“Demonstrating an immersion into the most recent historiography and a keen ability to condense that scholarship into a new synthesis, Dupre offers a provocative consideration of how the peoples of a region--native, white, and black--were transformed by their interactions. In the Old Southwest's historiographical landscape, dominated by economic history, Alabama's Frontiers and the Rise of the Old South will have a substantial impact.”
— Craig Thompson Friend, author of, Kentucke's Frontiers
“Alabama, like other future states carved from Transappalachia, experienced several frontiers. Beginning with De Soto’s attempted entrada in 1540, its many diverse Native Americans met Spanish, British, and ultimately American invaders. Dupre is especially clear on how each successive frontier really worked through the centuries until, by 1840 and Creek “removal,” the cotton frontier took hold. Well-sourced and well-written, this book is a fascinating read.”

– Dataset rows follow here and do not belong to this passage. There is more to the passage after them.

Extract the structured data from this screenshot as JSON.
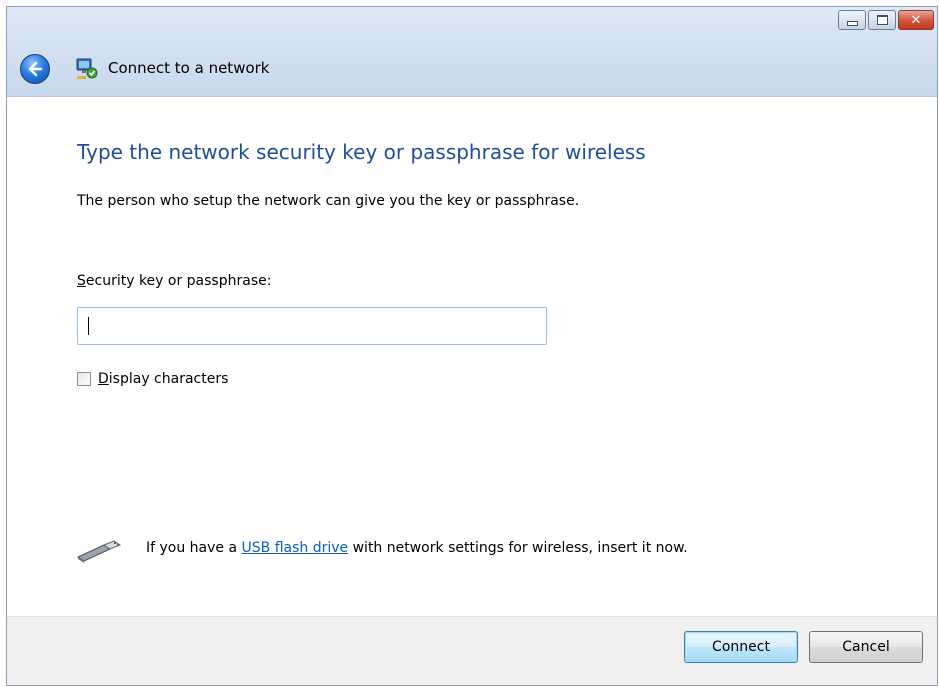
{
  "window": {
    "title": "Connect to a network",
    "close_glyph": "✕"
  },
  "heading": "Type the network security key or passphrase for wireless",
  "description": "The person who setup the network can give you the key or passphrase.",
  "key_field": {
    "label_access_key": "S",
    "label_rest": "ecurity key or passphrase:",
    "value": ""
  },
  "display_characters": {
    "label_access_key": "D",
    "label_rest": "isplay characters",
    "checked": false
  },
  "usb": {
    "prefix": "If you have a ",
    "link": "USB flash drive",
    "suffix": " with network settings for wireless, insert it now."
  },
  "buttons": {
    "connect": "Connect",
    "cancel": "Cancel"
  },
  "icons": {
    "back": "back-arrow-icon",
    "app": "network-connect-icon",
    "usb": "usb-flash-drive-icon"
  },
  "colors": {
    "heading": "#1f4e9b",
    "link": "#0b5fc4",
    "accent_button_border": "#3c7fb1"
  }
}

— Walter Nugent, author of 'Habits of Empire: A History of American Expansion'
“Three great streams of humanity fashioned the story of the Alabama frontiers over two centuries: the native American people who had occupied this landscape for centuries; the arrival of Anglo-Americans, who sought the lands from the first group; the growing steam of slaves from the Upper South who cleared the farms and plantations and then worked them. No historian has captured the interactions of these three groups with such insight as Daniel Dupre's Alabama's Frontiers and the Rise of the Old South. A remarkable contribution to frontier and Southern history.”
— Malcolm Rohrbough, author of 'Rush to Gold'
“In Alabama’s Frontiers and the Rise of the Old South, Daniel S. Dupre offers a well-written, nicely comprehensive, and inclusive social history of Alabama before and immediately after statehood.”
“"Dupre has written a succinct narrative that will be helpful to anyone seeking an introduction to the interaction of European powers, the United States, and Indian tribes in Alabama and the Southeast."”
— Western Historical Quarterly